      Introduction: Within medical imaging variations in patient size can generate challenges, especially when selecting appropriate acquisition parameters. This experiment sought to evaluate the impact of increasing body part thickness on image quality (IQ) and effective dose (E) and identify optimum exposure parameters. Methods: An anthropomorphic pelvis phantom was imaged with additional layers (1e15 cm) of animal fat as a proxy for increasing body thickness. Acquisitions used the automatic exposure control (AEC), 100 cm source to image distance (SID) and a range of tube potentials (70e110 kVp). IQ was evaluated physically and perceptually. E was estimated using PCXMC software. Results: For all tube potentials, signal to noise ratio (SNR) and contrast to noise ratio (CNR) deceased as body part thickness increased. 70 kVp produced the highest SNR (46.6e22.6); CNR (42.8e17.6). Visual grading showed that the highest IQ scores were achieved using 70 and 75 kVp. As thickness increases, E increased exponentially (r ¼ 0.96; p < 0.001). Correlations were found between visual and physical IQ (SNR r ¼ 0.97, p < 0.001; CNR r ¼ 0.98, p < 0.001). Conclusion: To achieve an optimal IQ across the range of thicknesses, lower kVp settings were most effective. This is at variance with professional practice as there is a tendency for radiographers to increase kVp as thickness increases. Dose reductions were experienced at higher kVp settings and are a valid method for optimisation when imaging larger patients.
    • Impact of latest generation cardiac interventional X-ray equipment on patient image quality and radiation dose for trans-catheter aortic valve implantations

      Gislason-Lee, Amber J.; Keeble, C.; Malkin, C.J.; Egleston, D.; Bexon, J.; Kengyelics, S.M.; Blackman, D.; Davies, A.G. (2016)

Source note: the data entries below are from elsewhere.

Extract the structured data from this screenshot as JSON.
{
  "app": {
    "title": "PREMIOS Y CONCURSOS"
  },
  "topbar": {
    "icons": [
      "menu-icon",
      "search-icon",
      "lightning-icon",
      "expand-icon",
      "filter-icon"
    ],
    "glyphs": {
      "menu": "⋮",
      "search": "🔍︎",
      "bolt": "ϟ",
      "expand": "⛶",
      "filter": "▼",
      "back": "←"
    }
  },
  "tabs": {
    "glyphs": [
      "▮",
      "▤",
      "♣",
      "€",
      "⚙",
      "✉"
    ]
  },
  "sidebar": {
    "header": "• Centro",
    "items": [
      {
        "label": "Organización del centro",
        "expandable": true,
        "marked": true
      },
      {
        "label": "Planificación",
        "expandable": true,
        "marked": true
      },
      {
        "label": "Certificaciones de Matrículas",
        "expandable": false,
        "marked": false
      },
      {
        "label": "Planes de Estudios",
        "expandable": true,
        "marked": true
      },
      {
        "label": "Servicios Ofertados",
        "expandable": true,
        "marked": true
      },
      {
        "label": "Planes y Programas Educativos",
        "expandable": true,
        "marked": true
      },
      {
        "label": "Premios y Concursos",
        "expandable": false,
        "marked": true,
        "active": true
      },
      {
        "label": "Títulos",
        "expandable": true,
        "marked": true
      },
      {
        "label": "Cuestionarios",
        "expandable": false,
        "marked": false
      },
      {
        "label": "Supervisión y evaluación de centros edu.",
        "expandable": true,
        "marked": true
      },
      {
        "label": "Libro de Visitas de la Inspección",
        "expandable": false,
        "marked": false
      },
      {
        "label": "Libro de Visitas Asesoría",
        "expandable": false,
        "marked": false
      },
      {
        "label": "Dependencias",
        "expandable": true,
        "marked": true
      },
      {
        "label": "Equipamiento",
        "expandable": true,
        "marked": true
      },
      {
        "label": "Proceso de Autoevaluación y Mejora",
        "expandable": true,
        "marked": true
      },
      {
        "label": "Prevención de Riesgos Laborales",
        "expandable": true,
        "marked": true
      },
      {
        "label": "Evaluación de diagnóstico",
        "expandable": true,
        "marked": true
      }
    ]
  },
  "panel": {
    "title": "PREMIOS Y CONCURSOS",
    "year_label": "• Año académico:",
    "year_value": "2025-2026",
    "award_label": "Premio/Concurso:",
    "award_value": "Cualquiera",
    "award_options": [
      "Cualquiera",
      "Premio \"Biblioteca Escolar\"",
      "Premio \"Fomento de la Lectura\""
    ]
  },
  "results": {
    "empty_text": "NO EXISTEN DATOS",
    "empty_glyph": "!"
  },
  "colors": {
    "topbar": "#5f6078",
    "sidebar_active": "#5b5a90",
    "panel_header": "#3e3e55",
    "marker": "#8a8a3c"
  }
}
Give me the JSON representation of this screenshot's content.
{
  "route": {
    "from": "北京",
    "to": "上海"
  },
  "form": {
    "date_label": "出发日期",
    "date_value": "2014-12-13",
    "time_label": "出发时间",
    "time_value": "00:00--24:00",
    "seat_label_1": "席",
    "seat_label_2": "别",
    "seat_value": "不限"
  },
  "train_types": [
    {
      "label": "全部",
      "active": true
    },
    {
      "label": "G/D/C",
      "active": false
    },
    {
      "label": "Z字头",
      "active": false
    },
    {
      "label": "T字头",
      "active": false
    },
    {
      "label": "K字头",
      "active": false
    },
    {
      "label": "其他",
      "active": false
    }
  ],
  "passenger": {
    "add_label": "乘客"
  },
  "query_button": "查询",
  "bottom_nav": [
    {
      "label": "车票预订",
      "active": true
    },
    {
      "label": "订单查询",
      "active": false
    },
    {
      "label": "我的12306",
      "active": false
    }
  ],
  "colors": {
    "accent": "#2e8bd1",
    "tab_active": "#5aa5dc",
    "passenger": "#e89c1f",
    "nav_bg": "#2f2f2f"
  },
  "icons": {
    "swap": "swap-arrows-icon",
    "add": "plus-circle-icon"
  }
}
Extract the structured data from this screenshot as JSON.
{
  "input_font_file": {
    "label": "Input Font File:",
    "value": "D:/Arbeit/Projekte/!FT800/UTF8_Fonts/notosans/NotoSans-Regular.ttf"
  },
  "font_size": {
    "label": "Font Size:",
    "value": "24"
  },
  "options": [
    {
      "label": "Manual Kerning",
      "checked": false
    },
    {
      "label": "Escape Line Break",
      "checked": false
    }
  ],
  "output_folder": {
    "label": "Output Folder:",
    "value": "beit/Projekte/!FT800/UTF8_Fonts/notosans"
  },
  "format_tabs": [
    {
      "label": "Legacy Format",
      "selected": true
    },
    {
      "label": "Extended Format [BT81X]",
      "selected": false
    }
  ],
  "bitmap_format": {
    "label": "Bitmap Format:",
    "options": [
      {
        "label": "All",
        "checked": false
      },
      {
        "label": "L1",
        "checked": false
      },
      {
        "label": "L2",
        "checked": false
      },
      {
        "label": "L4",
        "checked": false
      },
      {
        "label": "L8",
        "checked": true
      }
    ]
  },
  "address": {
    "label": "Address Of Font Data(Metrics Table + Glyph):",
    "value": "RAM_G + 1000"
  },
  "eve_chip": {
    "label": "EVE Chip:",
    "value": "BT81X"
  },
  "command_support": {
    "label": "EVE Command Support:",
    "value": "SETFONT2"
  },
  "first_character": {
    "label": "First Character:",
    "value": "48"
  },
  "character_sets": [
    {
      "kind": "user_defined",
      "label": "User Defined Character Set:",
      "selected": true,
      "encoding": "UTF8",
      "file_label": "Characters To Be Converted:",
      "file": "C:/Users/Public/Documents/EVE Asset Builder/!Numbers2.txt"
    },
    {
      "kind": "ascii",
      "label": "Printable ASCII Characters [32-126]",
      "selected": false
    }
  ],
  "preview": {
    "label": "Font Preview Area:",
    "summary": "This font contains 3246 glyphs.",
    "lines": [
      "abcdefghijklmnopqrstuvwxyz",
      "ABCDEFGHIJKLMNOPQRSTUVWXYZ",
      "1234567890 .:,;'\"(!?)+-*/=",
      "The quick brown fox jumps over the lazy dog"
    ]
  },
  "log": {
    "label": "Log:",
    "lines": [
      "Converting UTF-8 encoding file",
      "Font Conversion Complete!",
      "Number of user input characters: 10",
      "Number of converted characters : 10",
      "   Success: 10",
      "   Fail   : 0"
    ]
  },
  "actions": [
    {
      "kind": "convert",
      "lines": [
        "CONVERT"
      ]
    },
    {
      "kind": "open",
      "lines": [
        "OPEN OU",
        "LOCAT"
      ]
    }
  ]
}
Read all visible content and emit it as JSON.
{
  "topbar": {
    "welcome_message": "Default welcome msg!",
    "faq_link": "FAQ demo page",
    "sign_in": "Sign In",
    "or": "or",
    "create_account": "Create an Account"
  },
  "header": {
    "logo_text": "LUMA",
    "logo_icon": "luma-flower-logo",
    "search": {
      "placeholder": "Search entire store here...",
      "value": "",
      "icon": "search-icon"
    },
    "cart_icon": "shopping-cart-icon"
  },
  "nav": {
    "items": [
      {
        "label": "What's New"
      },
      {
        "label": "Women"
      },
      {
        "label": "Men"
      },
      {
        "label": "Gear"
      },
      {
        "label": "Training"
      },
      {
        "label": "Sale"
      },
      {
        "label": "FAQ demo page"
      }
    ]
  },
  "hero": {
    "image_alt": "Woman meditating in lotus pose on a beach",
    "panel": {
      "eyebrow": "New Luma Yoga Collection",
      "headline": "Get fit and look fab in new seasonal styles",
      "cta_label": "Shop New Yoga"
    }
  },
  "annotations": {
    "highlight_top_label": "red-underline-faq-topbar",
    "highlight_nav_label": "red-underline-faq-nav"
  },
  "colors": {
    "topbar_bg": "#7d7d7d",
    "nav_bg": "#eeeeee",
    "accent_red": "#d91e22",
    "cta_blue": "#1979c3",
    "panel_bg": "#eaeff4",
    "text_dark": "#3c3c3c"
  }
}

      Objectives: This study aimed to determine the impact on radiation dose and image quality of a new cardiac interventional X-ray system for trans-catheter aortic valve implantation (TAVI) patients compared to the previously-used cardiac X-ray system. Methods: Patient dose and image data were retrospectively collected from a Philips AlluraClarity (new) and Siemens Axion Artis (reference) X-ray system. Patient dose area product (DAP) and fluoroscopy duration of 41 patient cases from each X-ray system were compared using a Wilcoxon test. Ten patient aortograms from each X-ray system were scored by 32 observers on a continuous scale to assess the clinical image quality at the given phase of the TAVI procedure. Scores were dichotomised by acceptability and analysed using a Chi-squared test. Results: Significant reductions in patient dose (p<<0.001) were found for the new system with no significant change in fluoroscopy duration (p=0.052); procedure DAP reduced by 55%, fluoroscopy DAP by 48% and “cine” acquisition DAP by 61%. There was no significant difference between image quality scores of the two X-ray systems (p=0.06). Conclusions: The new cardiac X-ray system demonstrated a very significant reduction in patient dose with no loss of clinical image quality. Advances in Knowledge: The huge growth of TAVI may impact on the radiation exposure of cardiac patients and particularly on operators including anaesthetists; cumulative exposure of interventional cardiologists performing high volume TAVI over 30-40 years may be harmful. The Phillips Clarity upgrade including improved image enhancement and optimised X-ray settings significantly reduced radiation without reducing clinically acceptable image quality.